### EXERCISE
Scan the entries below. List each line with "lines".

### ENTRIES SHOWN
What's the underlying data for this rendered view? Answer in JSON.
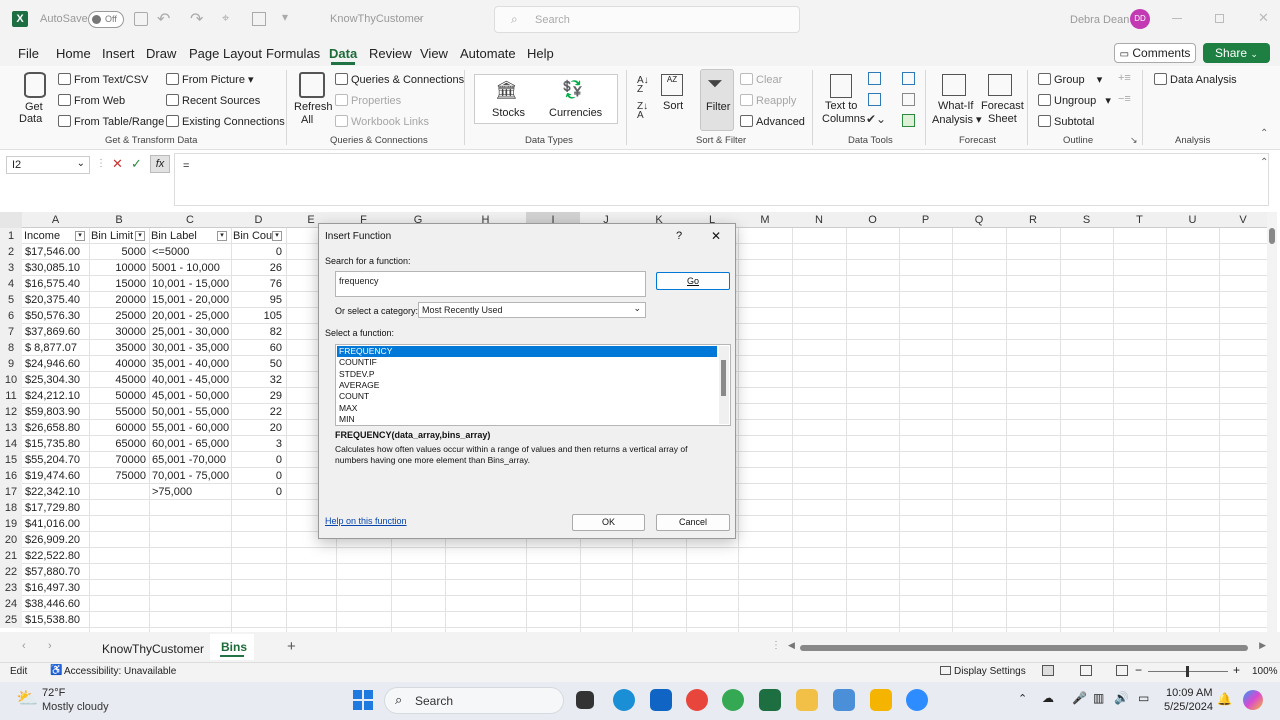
{
  "titlebar": {
    "autosave": "AutoSave",
    "autosave_state": "Off",
    "filename": "KnowThyCustomer",
    "search": "Search",
    "user": "Debra Dean",
    "initials": "DD"
  },
  "tabs": [
    "File",
    "Home",
    "Insert",
    "Draw",
    "Page Layout",
    "Formulas",
    "Data",
    "Review",
    "View",
    "Automate",
    "Help"
  ],
  "comments": "Comments",
  "share": "Share",
  "ribbon": {
    "get_data": "Get",
    "get_data2": "Data",
    "from_text": "From Text/CSV",
    "from_web": "From Web",
    "from_table": "From Table/Range",
    "from_picture": "From Picture",
    "recent_sources": "Recent Sources",
    "existing_connections": "Existing Connections",
    "refresh": "Refresh",
    "refresh2": "All",
    "queries": "Queries & Connections",
    "properties": "Properties",
    "workbook_links": "Workbook Links",
    "stocks": "Stocks",
    "currencies": "Currencies",
    "sort": "Sort",
    "filter": "Filter",
    "clear": "Clear",
    "reapply": "Reapply",
    "advanced": "Advanced",
    "text_to_columns": "Text to",
    "text_to_columns2": "Columns",
    "what_if": "What-If",
    "what_if2": "Analysis",
    "forecast": "Forecast",
    "forecast2": "Sheet",
    "group": "Group",
    "ungroup": "Ungroup",
    "subtotal": "Subtotal",
    "data_analysis": "Data Analysis",
    "groups": [
      "Get & Transform Data",
      "Queries & Connections",
      "Data Types",
      "Sort & Filter",
      "Data Tools",
      "Forecast",
      "Outline",
      "Analysis"
    ]
  },
  "formula": {
    "namebox": "I2",
    "content": "="
  },
  "columns": [
    "A",
    "B",
    "C",
    "D",
    "E",
    "F",
    "G",
    "H",
    "I",
    "J",
    "K",
    "L",
    "M",
    "N",
    "O",
    "P",
    "Q",
    "R",
    "S",
    "T",
    "U",
    "V"
  ],
  "headers": {
    "a": "Income",
    "b": "Bin Limit",
    "c": "Bin Label",
    "d": "Bin Cou"
  },
  "rows": [
    {
      "n": "1"
    },
    {
      "n": "2",
      "a": "$17,546.00",
      "b": "5000",
      "c": "<=5000",
      "d": "0"
    },
    {
      "n": "3",
      "a": "$30,085.10",
      "b": "10000",
      "c": "5001 - 10,000",
      "d": "26"
    },
    {
      "n": "4",
      "a": "$16,575.40",
      "b": "15000",
      "c": "10,001 - 15,000",
      "d": "76"
    },
    {
      "n": "5",
      "a": "$20,375.40",
      "b": "20000",
      "c": "15,001 - 20,000",
      "d": "95"
    },
    {
      "n": "6",
      "a": "$50,576.30",
      "b": "25000",
      "c": "20,001 - 25,000",
      "d": "105"
    },
    {
      "n": "7",
      "a": "$37,869.60",
      "b": "30000",
      "c": "25,001 - 30,000",
      "d": "82"
    },
    {
      "n": "8",
      "a": "$  8,877.07",
      "b": "35000",
      "c": "30,001 - 35,000",
      "d": "60"
    },
    {
      "n": "9",
      "a": "$24,946.60",
      "b": "40000",
      "c": "35,001 - 40,000",
      "d": "50"
    },
    {
      "n": "10",
      "a": "$25,304.30",
      "b": "45000",
      "c": "40,001 - 45,000",
      "d": "32"
    },
    {
      "n": "11",
      "a": "$24,212.10",
      "b": "50000",
      "c": "45,001 - 50,000",
      "d": "29"
    },
    {
      "n": "12",
      "a": "$59,803.90",
      "b": "55000",
      "c": "50,001 - 55,000",
      "d": "22"
    },
    {
      "n": "13",
      "a": "$26,658.80",
      "b": "60000",
      "c": "55,001 - 60,000",
      "d": "20"
    },
    {
      "n": "14",
      "a": "$15,735.80",
      "b": "65000",
      "c": "60,001 - 65,000",
      "d": "3"
    },
    {
      "n": "15",
      "a": "$55,204.70",
      "b": "70000",
      "c": "65,001 -70,000",
      "d": "0"
    },
    {
      "n": "16",
      "a": "$19,474.60",
      "b": "75000",
      "c": "70,001 - 75,000",
      "d": "0"
    },
    {
      "n": "17",
      "a": "$22,342.10",
      "b": "",
      "c": ">75,000",
      "d": "0"
    },
    {
      "n": "18",
      "a": "$17,729.80"
    },
    {
      "n": "19",
      "a": "$41,016.00"
    },
    {
      "n": "20",
      "a": "$26,909.20"
    },
    {
      "n": "21",
      "a": "$22,522.80"
    },
    {
      "n": "22",
      "a": "$57,880.70"
    },
    {
      "n": "23",
      "a": "$16,497.30"
    },
    {
      "n": "24",
      "a": "$38,446.60"
    },
    {
      "n": "25",
      "a": "$15,538.80"
    }
  ],
  "dialog": {
    "title": "Insert Function",
    "help_q": "?",
    "close": "✕",
    "search_label": "Search for a function:",
    "search_value": "frequency",
    "go": "Go",
    "category_label": "Or select a category:",
    "category_value": "Most Recently Used",
    "select_label": "Select a function:",
    "functions": [
      "FREQUENCY",
      "COUNTIF",
      "STDEV.P",
      "AVERAGE",
      "COUNT",
      "MAX",
      "MIN"
    ],
    "signature": "FREQUENCY(data_array,bins_array)",
    "description": "Calculates how often values occur within a range of values and then returns a vertical array of numbers having one more element than Bins_array.",
    "help_link": "Help on this function",
    "ok": "OK",
    "cancel": "Cancel"
  },
  "sheets": [
    "KnowThyCustomer",
    "Bins"
  ],
  "status": {
    "mode": "Edit",
    "accessibility": "Accessibility: Unavailable",
    "display": "Display Settings",
    "zoom": "100%"
  },
  "taskbar": {
    "temp": "72°F",
    "weather": "Mostly cloudy",
    "search": "Search",
    "time": "10:09 AM",
    "date": "5/25/2024"
  },
  "colors": {
    "accent": "#217346",
    "selection": "#0078d7",
    "share": "#1e7f43"
  }
}
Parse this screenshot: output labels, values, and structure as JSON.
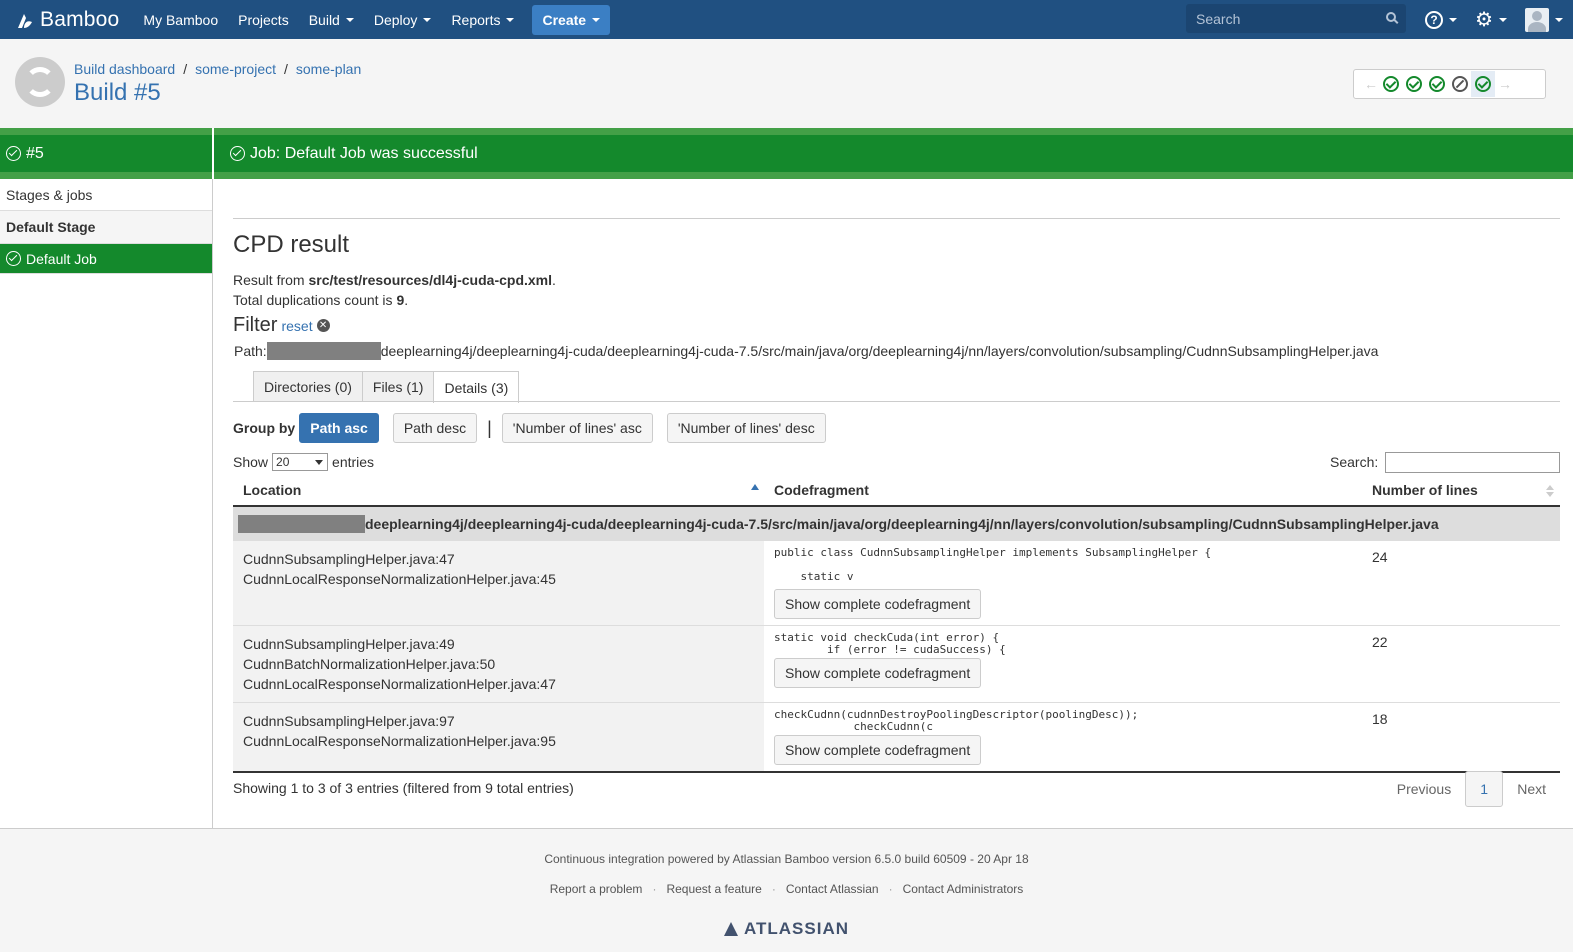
{
  "topbar": {
    "logo": "Bamboo",
    "nav": [
      "My Bamboo",
      "Projects",
      "Build",
      "Deploy",
      "Reports"
    ],
    "create": "Create",
    "search_placeholder": "Search"
  },
  "header": {
    "breadcrumb": [
      "Build dashboard",
      "some-project",
      "some-plan"
    ],
    "title": "Build #5"
  },
  "status": {
    "left": "#5",
    "right": "Job: Default Job was successful"
  },
  "sidebar": {
    "stages_jobs": "Stages & jobs",
    "stage": "Default Stage",
    "job": "Default Job"
  },
  "main": {
    "title": "CPD result",
    "result_from_prefix": "Result from ",
    "result_from_file": "src/test/resources/dl4j-cuda-cpd.xml",
    "result_from_suffix": ".",
    "total_prefix": "Total duplications count is ",
    "total_count": "9",
    "total_suffix": ".",
    "filter_label": "Filter",
    "reset_label": "reset",
    "path_label": "Path:",
    "path_value": "deeplearning4j/deeplearning4j-cuda/deeplearning4j-cuda-7.5/src/main/java/org/deeplearning4j/nn/layers/convolution/subsampling/CudnnSubsamplingHelper.java",
    "tabs": [
      "Directories (0)",
      "Files (1)",
      "Details (3)"
    ],
    "group_by_label": "Group by",
    "group_buttons": [
      "Path asc",
      "Path desc",
      "'Number of lines' asc",
      "'Number of lines' desc"
    ],
    "pipe": "|",
    "show_label": "Show",
    "show_value": "20",
    "entries_label": "entries",
    "search_label": "Search:",
    "columns": [
      "Location",
      "Codefragment",
      "Number of lines"
    ],
    "group_path": "deeplearning4j/deeplearning4j-cuda/deeplearning4j-cuda-7.5/src/main/java/org/deeplearning4j/nn/layers/convolution/subsampling/CudnnSubsamplingHelper.java",
    "rows": [
      {
        "locations": [
          "CudnnSubsamplingHelper.java:47",
          "CudnnLocalResponseNormalizationHelper.java:45"
        ],
        "code": "public class CudnnSubsamplingHelper implements SubsamplingHelper {\n\n    static v",
        "button": "Show complete codefragment",
        "lines": "24"
      },
      {
        "locations": [
          "CudnnSubsamplingHelper.java:49",
          "CudnnBatchNormalizationHelper.java:50",
          "CudnnLocalResponseNormalizationHelper.java:47"
        ],
        "code": "static void checkCuda(int error) {\n        if (error != cudaSuccess) {",
        "button": "Show complete codefragment",
        "lines": "22"
      },
      {
        "locations": [
          "CudnnSubsamplingHelper.java:97",
          "CudnnLocalResponseNormalizationHelper.java:95"
        ],
        "code": "checkCudnn(cudnnDestroyPoolingDescriptor(poolingDesc));\n            checkCudnn(c",
        "button": "Show complete codefragment",
        "lines": "18"
      }
    ],
    "info": "Showing 1 to 3 of 3 entries (filtered from 9 total entries)",
    "pagination": {
      "prev": "Previous",
      "page": "1",
      "next": "Next"
    }
  },
  "footer": {
    "powered": "Continuous integration powered by Atlassian Bamboo version 6.5.0 build 60509 - 20 Apr 18",
    "links": [
      "Report a problem",
      "Request a feature",
      "Contact Atlassian",
      "Contact Administrators"
    ],
    "brand": "ATLASSIAN"
  }
}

### RESPONSE TO THIS TASK
      "'Number of lines' asc",
      "'Number of lines' desc"
      "Number of lines"
        "lines": "24"
        "lines": "22"
        "lines": "18"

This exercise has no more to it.